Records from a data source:
==============================
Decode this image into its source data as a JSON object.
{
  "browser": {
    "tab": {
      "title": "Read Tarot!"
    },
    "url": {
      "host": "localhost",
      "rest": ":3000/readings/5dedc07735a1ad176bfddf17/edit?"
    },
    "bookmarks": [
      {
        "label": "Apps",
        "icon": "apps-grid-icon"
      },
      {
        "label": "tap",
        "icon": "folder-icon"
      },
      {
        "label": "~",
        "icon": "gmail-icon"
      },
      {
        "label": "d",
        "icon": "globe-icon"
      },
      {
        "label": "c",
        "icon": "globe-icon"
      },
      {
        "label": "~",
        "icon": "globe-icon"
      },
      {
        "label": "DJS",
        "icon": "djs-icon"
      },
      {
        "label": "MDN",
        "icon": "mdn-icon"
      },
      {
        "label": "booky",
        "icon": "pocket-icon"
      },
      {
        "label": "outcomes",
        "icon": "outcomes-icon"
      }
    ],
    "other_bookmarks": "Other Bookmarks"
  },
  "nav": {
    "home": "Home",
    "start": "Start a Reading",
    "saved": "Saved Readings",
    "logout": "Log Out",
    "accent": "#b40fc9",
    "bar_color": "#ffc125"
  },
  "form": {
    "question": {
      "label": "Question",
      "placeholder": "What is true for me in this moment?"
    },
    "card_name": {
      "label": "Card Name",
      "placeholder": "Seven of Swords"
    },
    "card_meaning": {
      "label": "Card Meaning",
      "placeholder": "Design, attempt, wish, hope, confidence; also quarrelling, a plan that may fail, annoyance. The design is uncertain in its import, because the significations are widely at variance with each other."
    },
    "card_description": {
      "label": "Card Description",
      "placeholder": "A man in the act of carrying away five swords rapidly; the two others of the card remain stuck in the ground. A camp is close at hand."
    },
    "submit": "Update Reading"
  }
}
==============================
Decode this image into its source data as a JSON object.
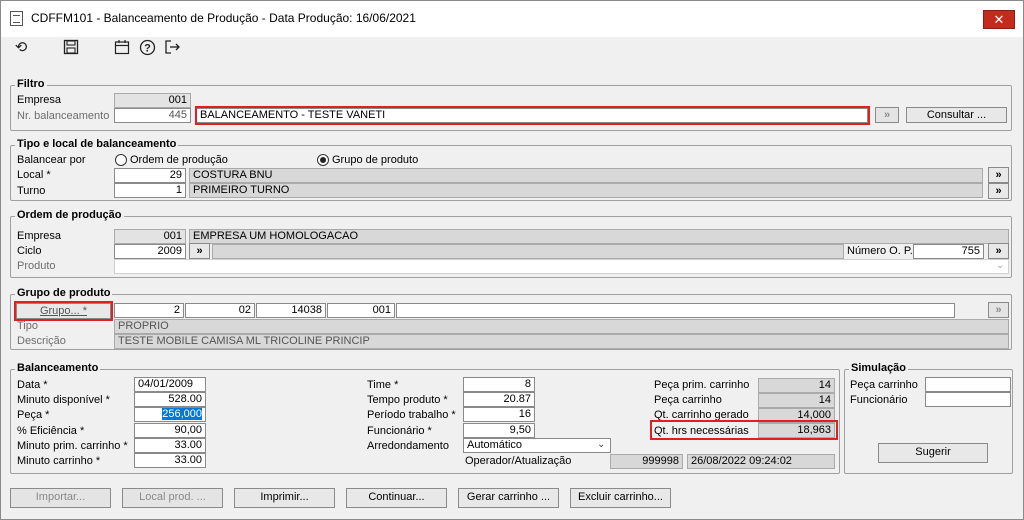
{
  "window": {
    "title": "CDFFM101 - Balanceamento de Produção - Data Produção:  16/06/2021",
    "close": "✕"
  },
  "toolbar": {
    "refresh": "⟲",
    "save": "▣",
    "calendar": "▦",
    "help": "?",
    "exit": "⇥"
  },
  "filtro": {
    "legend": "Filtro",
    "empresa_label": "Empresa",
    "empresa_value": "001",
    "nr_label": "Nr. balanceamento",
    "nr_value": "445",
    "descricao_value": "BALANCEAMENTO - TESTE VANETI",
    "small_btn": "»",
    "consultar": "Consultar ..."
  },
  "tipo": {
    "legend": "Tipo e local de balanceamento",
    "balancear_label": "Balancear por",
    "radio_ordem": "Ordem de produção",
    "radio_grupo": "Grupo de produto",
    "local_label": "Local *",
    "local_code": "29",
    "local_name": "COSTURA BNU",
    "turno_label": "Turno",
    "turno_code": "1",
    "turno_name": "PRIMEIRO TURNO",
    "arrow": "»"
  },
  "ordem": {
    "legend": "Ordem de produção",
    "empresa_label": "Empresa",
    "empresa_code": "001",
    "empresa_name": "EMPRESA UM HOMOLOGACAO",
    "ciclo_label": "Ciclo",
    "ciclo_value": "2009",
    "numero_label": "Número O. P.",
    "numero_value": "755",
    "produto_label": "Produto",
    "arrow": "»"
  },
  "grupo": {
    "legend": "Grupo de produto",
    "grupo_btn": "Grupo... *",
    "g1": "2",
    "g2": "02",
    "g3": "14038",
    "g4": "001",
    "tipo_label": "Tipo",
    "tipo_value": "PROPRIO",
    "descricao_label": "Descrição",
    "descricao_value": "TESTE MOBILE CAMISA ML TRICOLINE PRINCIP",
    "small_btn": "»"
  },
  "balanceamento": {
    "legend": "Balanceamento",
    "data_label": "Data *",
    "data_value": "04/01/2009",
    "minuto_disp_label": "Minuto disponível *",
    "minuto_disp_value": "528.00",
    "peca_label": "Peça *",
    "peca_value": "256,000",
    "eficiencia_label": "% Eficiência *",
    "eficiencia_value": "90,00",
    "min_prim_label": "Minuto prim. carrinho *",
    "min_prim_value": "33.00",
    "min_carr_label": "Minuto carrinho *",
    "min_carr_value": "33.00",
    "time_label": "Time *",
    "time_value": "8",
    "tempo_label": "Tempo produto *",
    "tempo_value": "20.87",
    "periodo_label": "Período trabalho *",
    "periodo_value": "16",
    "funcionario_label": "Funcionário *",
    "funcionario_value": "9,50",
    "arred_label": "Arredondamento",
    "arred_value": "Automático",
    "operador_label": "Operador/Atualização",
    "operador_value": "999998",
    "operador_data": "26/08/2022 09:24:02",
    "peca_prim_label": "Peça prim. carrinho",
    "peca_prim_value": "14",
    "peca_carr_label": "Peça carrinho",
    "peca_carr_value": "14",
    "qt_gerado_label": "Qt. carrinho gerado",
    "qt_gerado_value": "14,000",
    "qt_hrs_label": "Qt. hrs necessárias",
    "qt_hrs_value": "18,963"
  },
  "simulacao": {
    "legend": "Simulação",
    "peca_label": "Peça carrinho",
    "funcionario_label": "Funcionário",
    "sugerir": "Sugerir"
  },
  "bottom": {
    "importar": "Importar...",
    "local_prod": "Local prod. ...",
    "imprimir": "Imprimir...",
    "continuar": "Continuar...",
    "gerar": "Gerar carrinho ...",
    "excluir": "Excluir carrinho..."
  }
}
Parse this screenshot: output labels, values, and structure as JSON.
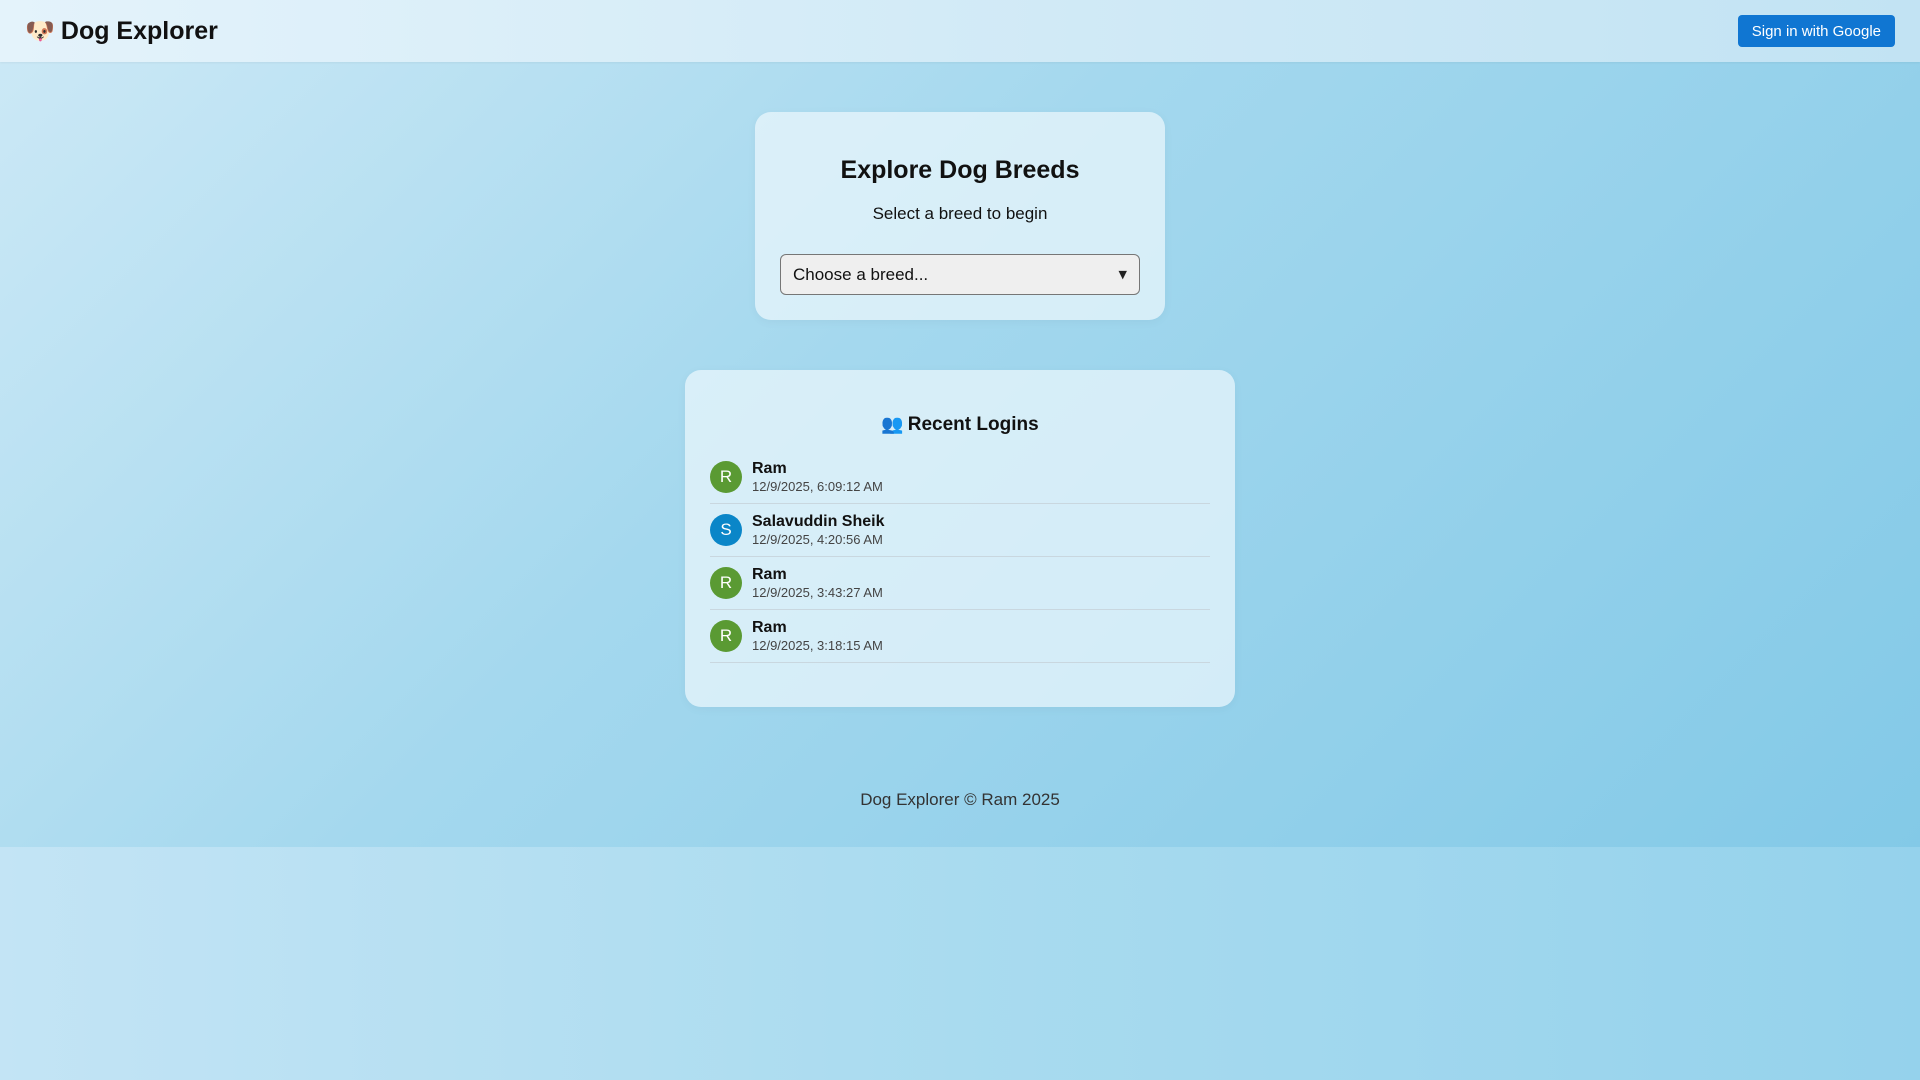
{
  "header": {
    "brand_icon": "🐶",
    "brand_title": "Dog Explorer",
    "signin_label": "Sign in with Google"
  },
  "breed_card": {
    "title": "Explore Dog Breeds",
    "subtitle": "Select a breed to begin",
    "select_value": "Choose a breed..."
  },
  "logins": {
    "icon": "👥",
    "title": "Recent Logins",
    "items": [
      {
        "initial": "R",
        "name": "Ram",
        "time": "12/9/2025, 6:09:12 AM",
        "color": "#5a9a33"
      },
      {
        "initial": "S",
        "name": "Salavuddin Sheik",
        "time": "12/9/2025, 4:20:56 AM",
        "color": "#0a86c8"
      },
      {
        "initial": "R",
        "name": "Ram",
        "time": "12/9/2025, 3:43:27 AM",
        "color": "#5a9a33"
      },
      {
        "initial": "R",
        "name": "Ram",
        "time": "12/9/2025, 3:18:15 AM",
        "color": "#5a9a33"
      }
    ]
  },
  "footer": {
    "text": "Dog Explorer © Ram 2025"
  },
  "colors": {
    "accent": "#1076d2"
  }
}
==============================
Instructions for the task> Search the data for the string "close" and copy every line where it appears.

Result of the task>
      "placeholder": "A man in the act of carrying away five swords rapidly; the two others of the card remain stuck in the ground. A camp is close at hand."
    "close": "✕"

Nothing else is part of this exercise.